A multimodal approach to teach students about concussions

Poster

Purpose: Evaluate the effectiveness of a multimodal approach to concussion education on knowledge attainment and retention in student-athletes. Methods: Concussion education was conducted by the head athletic trainer during pre-season team meetings. The ROcKI survey was administered to examine concussion knowledge during three time points, pre-intervention, immediate post-intervention and three months later. Group by Time Repeated Measures Analyses of Variance (ANOVA) will be used to compare the knowledge scores over time Semi-structured interviews examined (1) attitudes towards the intervention and (2) perceived knowledge attainment of the athletes during the intervention with content analysis. Credibility and trustworthiness were established through member checks and using the Certified Athletic Trainer as an auditor. Results: 13 teams were examined and 222 completed responses to the survey were obtained at time point one.
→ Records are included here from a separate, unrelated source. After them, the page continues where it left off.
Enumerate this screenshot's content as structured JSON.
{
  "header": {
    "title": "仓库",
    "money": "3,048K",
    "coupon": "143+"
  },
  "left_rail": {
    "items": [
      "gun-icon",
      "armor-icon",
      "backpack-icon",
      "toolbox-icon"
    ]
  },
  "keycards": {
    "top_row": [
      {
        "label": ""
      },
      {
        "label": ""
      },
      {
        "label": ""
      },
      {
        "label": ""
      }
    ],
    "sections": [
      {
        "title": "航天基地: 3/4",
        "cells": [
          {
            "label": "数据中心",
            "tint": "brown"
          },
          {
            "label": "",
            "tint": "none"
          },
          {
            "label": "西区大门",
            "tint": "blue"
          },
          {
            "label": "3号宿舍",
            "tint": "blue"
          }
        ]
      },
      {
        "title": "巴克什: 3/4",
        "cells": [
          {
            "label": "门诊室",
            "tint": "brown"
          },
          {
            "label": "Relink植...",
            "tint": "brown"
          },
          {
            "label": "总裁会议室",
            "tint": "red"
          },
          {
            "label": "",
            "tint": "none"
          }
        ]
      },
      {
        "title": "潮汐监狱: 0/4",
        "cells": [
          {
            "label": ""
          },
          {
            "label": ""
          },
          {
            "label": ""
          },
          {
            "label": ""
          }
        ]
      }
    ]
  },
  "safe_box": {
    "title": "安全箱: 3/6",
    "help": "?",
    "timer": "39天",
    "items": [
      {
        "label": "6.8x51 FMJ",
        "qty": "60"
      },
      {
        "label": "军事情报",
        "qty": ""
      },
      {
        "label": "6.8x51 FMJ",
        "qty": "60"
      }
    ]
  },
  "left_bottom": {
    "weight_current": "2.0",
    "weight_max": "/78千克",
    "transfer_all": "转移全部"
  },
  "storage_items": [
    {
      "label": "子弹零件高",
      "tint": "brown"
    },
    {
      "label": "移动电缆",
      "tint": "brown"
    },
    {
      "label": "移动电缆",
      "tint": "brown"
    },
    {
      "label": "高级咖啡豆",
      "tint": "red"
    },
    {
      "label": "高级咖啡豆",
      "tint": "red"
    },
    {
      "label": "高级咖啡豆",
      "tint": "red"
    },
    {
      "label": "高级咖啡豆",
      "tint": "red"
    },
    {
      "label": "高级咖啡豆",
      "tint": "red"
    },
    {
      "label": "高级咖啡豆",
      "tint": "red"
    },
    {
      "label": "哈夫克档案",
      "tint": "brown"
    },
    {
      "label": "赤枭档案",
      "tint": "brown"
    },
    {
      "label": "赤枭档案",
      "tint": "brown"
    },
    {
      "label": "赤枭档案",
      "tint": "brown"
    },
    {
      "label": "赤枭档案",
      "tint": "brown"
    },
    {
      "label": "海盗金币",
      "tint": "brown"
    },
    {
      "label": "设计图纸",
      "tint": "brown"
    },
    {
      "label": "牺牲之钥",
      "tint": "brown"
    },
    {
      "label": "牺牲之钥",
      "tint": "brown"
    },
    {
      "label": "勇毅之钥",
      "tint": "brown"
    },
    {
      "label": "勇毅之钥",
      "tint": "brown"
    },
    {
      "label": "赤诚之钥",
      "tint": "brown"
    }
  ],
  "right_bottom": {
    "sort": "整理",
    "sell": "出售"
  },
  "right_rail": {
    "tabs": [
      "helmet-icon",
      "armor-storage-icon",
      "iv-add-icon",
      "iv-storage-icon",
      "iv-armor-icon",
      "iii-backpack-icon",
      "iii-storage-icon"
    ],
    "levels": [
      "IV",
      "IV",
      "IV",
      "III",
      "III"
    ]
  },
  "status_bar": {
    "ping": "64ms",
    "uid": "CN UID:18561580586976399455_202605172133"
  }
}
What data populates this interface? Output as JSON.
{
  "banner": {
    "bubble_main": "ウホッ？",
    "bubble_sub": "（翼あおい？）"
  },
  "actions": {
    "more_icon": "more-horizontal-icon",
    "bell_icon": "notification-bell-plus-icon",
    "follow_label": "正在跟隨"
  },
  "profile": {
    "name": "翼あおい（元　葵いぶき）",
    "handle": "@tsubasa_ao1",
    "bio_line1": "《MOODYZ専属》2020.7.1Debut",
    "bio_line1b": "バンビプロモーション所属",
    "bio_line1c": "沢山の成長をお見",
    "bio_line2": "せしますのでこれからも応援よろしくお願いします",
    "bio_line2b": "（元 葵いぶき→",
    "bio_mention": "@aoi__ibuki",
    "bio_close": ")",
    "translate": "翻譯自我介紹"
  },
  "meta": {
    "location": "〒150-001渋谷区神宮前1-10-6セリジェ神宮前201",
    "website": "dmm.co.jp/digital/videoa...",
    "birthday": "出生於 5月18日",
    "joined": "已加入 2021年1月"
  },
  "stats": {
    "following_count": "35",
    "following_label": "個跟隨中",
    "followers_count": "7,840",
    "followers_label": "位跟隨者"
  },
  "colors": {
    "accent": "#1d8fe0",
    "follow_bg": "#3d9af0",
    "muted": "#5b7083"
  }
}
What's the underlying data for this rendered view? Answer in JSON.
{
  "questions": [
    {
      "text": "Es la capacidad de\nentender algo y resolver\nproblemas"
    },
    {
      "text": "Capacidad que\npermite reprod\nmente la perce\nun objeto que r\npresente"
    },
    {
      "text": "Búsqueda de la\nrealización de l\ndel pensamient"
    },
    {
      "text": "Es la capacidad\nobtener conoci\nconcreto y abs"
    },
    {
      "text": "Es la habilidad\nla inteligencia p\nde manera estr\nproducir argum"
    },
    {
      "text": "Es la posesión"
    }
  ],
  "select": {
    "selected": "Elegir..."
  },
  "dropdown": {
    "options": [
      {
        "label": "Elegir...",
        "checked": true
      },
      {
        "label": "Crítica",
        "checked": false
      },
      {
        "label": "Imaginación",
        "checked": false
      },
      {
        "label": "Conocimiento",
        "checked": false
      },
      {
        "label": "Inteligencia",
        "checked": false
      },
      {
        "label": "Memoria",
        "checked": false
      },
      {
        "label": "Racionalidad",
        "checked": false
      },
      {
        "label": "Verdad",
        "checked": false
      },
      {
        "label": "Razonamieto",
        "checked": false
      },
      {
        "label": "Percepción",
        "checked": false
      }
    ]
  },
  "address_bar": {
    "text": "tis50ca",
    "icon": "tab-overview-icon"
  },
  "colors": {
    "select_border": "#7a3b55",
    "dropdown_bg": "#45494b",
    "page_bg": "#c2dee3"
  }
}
Immediately following the intervention, 142 participants completed the survey, and thus far post-test 2 has yielded 55 responses. Data collection is ongoing for post-test 2. 10 interviews (6 freshman and 4 returning athletes) are currently being coded by the research team. Conclusion: I believe when looking at my results from the survey this multimodal approach to concussion education will increase athlete knowledge attainment and retention. I also believe the semi-structured interviews will reveal that the athletes are satisfied and feel they learned valuable information from the concussion education they received.